Country:

Italy

- Once named Enotria for its abundant vineyards, Italy (thanks to the ancient Greeks and Romans) has had an enormous impact on the wine world. From the shores of Italy, the Romans brought grapes and their winemaking techniques to North Africa, Spain and Portugal, Germany, France, the Danube Valley, the Middle East and even England. Modern Italy, which didn't actually exist as a country until the 1870s, once produced mainly simple, everyday wine. It wasn't until the 1970s that Italy began the change toward quality. The 1980s showed incredible efforts and a lot of experimentation. The 1990s marked the real jump in consistent quality, including excellence in many Region that had been indistinct for ages. The entire Italian peninsula is seeing a winemaking revolution and is now one of the most exciting wine Region in the world. For our entire Italian wine selection, click here. Click for a list of bestselling items from all of Italy.
Sub-Region:
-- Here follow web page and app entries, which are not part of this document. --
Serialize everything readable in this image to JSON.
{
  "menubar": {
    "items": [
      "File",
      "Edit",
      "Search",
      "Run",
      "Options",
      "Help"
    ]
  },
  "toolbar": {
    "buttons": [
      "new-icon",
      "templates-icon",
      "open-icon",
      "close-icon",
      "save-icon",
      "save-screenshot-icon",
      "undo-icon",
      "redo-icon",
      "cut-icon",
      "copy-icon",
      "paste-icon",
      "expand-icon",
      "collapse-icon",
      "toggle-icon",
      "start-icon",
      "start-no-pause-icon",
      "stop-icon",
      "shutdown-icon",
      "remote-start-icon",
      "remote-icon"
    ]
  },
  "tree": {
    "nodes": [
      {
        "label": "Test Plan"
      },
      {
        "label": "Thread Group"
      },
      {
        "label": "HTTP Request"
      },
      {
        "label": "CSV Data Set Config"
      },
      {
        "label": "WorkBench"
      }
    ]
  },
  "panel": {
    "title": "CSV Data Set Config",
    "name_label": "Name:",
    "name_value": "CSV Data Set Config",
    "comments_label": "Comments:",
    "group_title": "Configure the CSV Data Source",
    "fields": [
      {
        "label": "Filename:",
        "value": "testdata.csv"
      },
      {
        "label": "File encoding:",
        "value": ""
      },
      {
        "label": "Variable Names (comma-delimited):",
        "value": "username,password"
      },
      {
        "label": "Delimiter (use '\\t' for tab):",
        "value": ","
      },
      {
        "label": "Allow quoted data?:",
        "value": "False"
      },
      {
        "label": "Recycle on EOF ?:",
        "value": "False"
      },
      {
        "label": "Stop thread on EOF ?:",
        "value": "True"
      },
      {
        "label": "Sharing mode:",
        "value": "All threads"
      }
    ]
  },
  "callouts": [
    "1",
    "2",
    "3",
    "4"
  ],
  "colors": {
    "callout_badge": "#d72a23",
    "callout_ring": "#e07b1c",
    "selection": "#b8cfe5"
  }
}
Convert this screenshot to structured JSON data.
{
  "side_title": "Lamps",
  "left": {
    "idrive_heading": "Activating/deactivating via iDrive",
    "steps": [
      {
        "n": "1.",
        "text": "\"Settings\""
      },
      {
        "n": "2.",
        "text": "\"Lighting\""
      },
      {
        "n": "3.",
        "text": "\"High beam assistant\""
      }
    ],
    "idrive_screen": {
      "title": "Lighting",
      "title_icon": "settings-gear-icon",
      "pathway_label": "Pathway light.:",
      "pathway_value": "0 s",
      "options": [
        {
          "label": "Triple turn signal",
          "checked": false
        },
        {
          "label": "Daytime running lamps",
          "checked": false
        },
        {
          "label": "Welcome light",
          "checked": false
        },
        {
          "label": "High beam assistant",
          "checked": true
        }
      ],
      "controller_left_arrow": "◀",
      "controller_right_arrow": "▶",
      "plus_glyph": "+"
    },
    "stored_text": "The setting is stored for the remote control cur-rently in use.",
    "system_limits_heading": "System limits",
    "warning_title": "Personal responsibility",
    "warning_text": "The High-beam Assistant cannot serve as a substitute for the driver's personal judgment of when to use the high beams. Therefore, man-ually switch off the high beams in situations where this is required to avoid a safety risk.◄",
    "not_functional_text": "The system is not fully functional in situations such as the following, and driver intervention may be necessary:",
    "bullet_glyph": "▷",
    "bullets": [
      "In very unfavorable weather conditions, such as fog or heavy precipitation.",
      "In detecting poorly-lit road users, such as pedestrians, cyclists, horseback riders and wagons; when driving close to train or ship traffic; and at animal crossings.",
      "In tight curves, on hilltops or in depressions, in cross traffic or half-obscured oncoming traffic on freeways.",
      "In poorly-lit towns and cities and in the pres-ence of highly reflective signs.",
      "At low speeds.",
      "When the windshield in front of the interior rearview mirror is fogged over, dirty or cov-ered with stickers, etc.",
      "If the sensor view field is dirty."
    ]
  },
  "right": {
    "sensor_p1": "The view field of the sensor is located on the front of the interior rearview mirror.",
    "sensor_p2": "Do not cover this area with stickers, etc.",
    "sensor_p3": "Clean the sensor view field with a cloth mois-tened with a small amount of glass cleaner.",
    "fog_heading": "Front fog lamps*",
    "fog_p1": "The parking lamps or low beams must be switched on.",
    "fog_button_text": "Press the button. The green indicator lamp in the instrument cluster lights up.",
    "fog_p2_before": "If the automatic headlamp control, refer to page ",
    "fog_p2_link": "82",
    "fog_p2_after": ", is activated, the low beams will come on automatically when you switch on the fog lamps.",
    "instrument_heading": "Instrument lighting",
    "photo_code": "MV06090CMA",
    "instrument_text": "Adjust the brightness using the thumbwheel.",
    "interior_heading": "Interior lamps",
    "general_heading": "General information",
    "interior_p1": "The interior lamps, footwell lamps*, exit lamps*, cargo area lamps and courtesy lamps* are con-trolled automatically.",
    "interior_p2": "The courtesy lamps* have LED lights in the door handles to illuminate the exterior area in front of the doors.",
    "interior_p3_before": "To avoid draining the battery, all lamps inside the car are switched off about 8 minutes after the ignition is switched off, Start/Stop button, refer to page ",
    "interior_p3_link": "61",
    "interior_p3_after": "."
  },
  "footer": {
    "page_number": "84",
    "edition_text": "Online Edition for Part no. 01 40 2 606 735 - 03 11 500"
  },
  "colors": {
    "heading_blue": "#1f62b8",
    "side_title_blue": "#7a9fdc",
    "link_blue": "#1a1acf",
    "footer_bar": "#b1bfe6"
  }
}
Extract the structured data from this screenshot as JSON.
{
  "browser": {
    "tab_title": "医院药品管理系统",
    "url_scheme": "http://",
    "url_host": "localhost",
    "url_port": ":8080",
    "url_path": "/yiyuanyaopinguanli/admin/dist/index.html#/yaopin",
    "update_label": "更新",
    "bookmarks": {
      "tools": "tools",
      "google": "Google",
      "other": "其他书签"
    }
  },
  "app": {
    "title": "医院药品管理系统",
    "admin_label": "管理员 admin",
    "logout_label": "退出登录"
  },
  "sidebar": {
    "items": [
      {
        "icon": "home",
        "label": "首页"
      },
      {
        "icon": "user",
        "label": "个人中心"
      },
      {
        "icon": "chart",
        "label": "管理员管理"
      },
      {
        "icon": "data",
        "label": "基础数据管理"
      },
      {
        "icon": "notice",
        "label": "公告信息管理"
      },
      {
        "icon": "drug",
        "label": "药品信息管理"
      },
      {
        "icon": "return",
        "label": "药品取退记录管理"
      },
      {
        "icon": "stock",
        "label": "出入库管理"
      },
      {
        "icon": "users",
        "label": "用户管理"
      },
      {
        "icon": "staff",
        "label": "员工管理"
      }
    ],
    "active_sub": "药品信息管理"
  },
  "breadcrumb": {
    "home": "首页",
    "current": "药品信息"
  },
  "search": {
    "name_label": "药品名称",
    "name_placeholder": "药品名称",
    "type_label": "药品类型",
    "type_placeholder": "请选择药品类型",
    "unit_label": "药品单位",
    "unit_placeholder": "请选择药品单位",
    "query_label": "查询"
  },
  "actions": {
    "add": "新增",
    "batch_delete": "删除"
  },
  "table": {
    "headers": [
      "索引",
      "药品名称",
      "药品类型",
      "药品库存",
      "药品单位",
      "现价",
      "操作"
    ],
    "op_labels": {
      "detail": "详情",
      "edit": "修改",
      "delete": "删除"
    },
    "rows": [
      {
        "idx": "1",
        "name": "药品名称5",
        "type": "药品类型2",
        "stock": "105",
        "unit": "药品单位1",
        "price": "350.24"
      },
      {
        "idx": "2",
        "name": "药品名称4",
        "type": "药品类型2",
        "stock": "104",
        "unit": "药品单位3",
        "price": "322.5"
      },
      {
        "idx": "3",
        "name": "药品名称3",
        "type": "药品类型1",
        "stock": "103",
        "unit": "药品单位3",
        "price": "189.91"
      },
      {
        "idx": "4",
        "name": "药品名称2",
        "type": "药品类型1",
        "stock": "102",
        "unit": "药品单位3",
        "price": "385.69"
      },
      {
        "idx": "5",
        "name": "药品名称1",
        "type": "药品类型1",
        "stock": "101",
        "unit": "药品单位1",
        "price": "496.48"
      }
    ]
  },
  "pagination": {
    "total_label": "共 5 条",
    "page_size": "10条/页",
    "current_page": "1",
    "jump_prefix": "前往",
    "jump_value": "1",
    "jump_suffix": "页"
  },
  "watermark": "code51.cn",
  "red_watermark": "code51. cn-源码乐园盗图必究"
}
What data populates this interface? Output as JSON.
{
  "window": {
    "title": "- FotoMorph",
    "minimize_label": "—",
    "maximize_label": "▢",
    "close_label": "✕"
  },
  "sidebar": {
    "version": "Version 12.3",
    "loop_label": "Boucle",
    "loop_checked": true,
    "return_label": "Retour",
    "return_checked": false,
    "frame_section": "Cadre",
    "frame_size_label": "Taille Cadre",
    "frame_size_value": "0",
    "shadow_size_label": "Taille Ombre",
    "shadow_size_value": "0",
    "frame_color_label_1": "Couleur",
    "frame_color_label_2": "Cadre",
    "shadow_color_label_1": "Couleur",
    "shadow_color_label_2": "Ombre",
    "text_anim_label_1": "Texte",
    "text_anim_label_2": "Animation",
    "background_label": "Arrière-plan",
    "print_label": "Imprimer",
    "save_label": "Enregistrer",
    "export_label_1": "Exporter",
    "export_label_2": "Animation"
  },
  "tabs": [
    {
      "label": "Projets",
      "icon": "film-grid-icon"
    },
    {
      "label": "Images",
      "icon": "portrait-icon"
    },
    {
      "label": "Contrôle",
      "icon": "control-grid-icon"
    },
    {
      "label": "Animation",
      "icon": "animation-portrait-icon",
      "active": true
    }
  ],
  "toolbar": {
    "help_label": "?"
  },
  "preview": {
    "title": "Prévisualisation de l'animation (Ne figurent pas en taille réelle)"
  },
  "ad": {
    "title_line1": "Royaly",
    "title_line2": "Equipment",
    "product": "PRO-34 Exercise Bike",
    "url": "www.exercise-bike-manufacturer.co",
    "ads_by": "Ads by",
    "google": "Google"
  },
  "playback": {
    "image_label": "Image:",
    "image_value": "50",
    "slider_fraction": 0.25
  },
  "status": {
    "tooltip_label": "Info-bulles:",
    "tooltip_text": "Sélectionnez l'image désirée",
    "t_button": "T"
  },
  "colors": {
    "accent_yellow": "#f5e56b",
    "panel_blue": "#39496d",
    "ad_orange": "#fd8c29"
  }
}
Tuscany

Specific Appellation:

Brunello di Montalcino

- Made from 100% Sangiovese grapes from a specific clone called "Brunello" in the town of Montalcino. Situated in the southwestern part of Tuscany the town of Montalcino sits on a ridge about 400 feet above the Eastern plain. This ridge divides the region into three diverse growing areas. The northeastern part produces wines with brighter fruit, more cherry and high tone notes and somewhat leaner body. The southeastern portion often referred to, as the "Golden Triangle" is the home of Biondi Santi, the family who invented Brunello and championed its production for half a century before anyone else. This region produces wines with rich body, deep ripe cherry to plum fruit with lots of earth and spice. The third portion is the southwesterly facing slope which is the warmest (hence the ripest grapes), consistently producing wines with more breadth and richness. At the turn of this century, there were more than 150 growers who produce the 233,000 cases annually from the 2863 acres inscribed to Brunello.